For SAFSF this work is not optional—it is essential and must be woven into the strategic plans and life of our organization as well as the whole of the good food movement. We believe SAFSF can play a valuable role in fostering the philanthropic leadership that is critical to bring together the individual and collective ideas and resources to ensure a vibrant, healthy, and just food system for all. While this is often hard and uncertain, SAFSF strives to approach the work with a sense of joy by building relationships, embracing diverse ideas and voices, and appreciating that solutions and reform only come about when there is a collective sense of inclusion.
All resources invested in food and agriculture systems enhance our collective well-being.
We amplify the impact of philanthropic and investment communities in support of just and sustainable food and agriculture systems.
Values drive our organization on an everyday basis. We use these values to guide our decision-making process in all our work, from developing programs and hiring new staff to choosing caterers and hotels. We are committed to seeing these values embedded in everything we do. The word “sustainable” is part of our name; it encompasses environmental, economic, and social concerns, and we feel a sustainable future must incorporate all of these values:
collaboration •the action of working with someone to produce or create something
The food system is too big and complex for any one individual, organization, or political entity to change. We must work in partnership with others. No matter what aspect of the food system our members fund, some amount of their success relies on parts of other systems—social, economic, educational, and/or political—also shifting. We need each other. By facilitating connections between funders, organizing events, and offering educational opportunities, we create the space for more collaborative processes to develop.
equity •fairness and justice in the way people are treated
We strongly believe that all lives are improved when there is a focus on equity. We want to help create a society that is fair and just in the way people are treated. To date, much of the funding for food system change has gone to predominantly white, middle- to upper-income class communities. We believe that if we are to have food and agricultural systems that enhance and sustain the well-being of people, animals, and our planet, then we must always consider the impacts on those who have been most marginalized by the industrial food system. Those communities are often rural and/or communities of color that too often have been sidelined. These communities bring rich traditions of connection to the land, and their histories and cultures and are an untapped resource and backdrop for mobilizing a new generation of leaders.
respect •to hold in esteem or honor
All people, animals, and the planet must be treated with respect. There are many sources of knowledge, perspectives, strategies, and approaches active in creating and sustaining a vibrant, healthy, and just food system for all. Without respect, we cannot get to a place of trust; and without trust, we cannot have meaningful collaboration. By honoring each other, the natural world, and ourselves we can work together to develop a better food system.
stewardship •the responsible overseeing and protection of something considered worth caring for and preserving
Stewardship is an ethic that embodies the responsible planning and management of resources. We believe in protecting and caring for the resources entrusted to each of us, whether those resources be farmland, financial wealth, or anything else. Practicing stewardship requires us to look carefully at distribution of power and rewards in larger systems.
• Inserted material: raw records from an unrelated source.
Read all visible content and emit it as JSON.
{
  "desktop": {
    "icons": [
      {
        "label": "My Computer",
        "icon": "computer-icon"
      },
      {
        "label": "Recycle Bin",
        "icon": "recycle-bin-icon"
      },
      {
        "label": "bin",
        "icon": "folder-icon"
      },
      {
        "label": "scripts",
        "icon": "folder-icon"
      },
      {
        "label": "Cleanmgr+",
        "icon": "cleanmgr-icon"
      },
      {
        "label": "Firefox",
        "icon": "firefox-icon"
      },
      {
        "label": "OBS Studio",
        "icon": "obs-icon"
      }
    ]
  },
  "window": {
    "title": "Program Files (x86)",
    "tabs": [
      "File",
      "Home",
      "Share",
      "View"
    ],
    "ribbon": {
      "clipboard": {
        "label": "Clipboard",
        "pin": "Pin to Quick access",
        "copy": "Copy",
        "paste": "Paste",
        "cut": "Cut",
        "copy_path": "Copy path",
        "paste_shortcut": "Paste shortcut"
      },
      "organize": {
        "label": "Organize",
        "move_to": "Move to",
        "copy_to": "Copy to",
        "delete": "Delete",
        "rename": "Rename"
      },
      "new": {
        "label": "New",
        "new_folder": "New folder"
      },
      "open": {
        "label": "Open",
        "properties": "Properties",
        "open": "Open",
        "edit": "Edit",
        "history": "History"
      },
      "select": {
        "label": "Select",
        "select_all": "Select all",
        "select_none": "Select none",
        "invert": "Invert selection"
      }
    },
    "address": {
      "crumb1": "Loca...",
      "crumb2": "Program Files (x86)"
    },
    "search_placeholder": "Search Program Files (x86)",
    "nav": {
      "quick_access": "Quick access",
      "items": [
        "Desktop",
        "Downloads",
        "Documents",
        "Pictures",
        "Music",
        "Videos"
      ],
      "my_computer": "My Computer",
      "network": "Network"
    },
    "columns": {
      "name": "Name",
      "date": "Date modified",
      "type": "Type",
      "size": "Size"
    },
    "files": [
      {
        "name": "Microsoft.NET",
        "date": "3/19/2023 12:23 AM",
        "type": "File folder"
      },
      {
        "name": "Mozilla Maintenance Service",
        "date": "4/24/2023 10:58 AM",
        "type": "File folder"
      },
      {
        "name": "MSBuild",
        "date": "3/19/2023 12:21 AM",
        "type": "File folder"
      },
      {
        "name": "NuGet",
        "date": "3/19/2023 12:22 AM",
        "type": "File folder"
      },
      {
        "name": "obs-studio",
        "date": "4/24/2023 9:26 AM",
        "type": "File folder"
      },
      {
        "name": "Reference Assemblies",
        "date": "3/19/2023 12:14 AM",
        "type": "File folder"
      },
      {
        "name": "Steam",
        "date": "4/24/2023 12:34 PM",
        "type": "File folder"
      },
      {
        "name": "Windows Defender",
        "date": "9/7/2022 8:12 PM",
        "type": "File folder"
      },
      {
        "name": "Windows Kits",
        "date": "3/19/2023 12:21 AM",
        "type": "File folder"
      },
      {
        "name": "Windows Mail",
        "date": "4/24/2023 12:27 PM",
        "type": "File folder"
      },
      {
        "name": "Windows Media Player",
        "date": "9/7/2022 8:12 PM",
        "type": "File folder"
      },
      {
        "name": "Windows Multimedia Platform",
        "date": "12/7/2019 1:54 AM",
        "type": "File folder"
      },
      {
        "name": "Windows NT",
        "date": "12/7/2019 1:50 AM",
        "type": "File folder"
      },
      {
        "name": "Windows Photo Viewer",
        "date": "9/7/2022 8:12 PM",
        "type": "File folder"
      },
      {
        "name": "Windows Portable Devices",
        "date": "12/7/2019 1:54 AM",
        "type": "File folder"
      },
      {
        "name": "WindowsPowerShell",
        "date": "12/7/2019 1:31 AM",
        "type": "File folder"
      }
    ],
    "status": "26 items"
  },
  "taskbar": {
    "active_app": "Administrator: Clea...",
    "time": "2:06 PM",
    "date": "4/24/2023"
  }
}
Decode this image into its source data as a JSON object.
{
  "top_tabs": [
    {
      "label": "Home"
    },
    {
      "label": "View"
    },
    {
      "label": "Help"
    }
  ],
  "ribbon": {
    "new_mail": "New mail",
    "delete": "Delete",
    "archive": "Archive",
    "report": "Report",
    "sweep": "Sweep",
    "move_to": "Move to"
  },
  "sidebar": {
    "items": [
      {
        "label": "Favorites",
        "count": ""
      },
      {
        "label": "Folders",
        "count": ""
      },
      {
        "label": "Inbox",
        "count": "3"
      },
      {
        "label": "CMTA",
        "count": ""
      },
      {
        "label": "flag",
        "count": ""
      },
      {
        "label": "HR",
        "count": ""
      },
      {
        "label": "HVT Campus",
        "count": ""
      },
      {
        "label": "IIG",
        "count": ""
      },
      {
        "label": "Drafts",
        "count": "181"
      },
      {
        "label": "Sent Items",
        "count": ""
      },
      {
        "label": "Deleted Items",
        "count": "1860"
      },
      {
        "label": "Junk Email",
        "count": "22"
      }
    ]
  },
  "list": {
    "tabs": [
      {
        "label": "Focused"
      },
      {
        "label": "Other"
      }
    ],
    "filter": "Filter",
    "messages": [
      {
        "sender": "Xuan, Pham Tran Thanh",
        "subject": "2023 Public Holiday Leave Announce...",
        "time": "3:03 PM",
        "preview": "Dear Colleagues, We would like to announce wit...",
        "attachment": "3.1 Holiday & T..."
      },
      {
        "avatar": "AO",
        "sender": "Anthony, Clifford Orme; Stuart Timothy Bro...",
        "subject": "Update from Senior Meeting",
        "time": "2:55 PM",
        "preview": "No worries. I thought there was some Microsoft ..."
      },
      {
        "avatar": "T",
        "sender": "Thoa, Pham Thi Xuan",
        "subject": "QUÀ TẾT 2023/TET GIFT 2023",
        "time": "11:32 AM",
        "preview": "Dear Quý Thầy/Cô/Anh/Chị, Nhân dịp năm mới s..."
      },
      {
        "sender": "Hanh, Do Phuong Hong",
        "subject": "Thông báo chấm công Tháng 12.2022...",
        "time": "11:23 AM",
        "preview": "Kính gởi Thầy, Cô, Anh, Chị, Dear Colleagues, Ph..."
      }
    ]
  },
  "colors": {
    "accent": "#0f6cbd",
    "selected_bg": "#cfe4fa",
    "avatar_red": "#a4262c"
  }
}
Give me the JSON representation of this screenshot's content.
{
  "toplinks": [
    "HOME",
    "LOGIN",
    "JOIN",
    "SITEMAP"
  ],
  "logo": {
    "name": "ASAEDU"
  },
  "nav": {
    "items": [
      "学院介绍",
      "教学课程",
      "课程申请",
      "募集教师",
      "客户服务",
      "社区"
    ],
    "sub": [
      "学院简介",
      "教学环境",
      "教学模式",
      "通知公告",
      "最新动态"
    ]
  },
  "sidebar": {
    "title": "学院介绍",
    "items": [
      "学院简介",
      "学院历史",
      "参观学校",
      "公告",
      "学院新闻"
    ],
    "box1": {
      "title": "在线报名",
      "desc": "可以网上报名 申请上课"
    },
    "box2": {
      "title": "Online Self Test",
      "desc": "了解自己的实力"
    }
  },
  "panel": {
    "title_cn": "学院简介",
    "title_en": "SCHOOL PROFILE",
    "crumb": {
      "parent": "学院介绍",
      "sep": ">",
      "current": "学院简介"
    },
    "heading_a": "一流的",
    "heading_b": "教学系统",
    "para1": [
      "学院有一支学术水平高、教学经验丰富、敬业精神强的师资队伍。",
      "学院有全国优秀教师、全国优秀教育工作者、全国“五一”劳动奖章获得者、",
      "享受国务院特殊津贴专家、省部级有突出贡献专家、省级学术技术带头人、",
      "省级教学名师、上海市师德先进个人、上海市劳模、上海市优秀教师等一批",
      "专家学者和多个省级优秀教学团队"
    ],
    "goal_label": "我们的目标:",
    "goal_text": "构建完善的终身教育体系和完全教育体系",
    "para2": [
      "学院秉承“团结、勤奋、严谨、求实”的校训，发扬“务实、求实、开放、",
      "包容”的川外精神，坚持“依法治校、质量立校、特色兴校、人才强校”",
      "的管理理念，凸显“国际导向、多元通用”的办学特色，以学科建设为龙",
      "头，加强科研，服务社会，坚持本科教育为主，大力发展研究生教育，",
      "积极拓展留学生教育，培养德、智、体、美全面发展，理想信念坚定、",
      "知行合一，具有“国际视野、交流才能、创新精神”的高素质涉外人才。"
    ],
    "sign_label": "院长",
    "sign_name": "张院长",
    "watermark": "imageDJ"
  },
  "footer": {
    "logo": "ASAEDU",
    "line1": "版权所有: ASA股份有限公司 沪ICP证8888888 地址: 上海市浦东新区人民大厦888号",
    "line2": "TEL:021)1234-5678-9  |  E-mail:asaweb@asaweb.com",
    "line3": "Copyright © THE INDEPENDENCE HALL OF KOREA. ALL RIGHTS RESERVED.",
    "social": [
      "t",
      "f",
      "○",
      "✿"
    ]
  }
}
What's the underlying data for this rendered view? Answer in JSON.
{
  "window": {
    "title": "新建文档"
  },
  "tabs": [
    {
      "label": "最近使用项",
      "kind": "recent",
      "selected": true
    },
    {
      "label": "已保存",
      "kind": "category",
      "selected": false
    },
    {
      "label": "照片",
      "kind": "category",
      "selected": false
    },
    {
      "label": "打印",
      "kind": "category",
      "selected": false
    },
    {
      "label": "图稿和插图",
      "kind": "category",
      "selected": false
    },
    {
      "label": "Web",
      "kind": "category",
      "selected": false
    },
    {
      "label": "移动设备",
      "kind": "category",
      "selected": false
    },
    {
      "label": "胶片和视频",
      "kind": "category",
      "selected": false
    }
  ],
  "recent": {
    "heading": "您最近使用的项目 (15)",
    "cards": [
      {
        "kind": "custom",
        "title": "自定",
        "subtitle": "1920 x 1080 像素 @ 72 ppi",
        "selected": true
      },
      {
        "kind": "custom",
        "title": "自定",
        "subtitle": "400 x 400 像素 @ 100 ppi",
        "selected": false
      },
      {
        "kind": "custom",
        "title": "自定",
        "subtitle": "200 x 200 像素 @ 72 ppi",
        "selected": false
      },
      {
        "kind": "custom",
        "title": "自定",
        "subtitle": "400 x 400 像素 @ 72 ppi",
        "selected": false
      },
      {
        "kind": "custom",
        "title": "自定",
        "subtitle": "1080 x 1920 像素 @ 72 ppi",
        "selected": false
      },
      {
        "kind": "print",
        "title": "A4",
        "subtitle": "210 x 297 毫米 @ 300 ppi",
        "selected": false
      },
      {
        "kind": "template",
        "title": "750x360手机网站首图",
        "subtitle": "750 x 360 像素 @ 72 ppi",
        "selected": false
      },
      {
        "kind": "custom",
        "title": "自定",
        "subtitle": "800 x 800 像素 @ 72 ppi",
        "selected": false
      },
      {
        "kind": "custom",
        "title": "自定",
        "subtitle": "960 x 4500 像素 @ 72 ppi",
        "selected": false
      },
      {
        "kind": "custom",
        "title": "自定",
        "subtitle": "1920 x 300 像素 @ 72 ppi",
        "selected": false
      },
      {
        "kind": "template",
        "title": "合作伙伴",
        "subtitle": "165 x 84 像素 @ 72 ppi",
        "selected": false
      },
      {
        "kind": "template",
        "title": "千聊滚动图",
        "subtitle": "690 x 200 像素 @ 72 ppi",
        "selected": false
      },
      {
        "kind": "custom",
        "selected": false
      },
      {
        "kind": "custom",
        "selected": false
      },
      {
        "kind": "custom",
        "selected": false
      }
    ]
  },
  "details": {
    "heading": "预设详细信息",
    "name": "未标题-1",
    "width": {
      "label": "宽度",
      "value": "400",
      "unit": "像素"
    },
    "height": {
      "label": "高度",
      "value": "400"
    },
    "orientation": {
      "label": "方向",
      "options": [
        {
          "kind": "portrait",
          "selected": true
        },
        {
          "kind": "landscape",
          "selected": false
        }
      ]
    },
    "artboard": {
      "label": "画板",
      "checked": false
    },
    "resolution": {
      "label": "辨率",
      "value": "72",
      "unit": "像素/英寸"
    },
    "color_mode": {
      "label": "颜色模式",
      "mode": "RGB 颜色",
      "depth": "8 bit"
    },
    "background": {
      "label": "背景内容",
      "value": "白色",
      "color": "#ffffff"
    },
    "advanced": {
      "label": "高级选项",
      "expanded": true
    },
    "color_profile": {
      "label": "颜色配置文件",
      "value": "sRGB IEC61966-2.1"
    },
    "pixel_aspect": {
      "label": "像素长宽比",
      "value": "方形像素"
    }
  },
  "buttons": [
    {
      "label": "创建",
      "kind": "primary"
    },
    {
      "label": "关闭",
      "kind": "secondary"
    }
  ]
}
integrity •the state of being whole and undivided
To SAFSF, integrity refers to consistency in actions and values as well as the state of being whole. An ecosystem’s balance is disturbed when parts of the system are missing. Our success as a network—and the success of the food movement more broadly—in building a healthy and just food system for all depends on our interconnections, honesty, and working with integrity.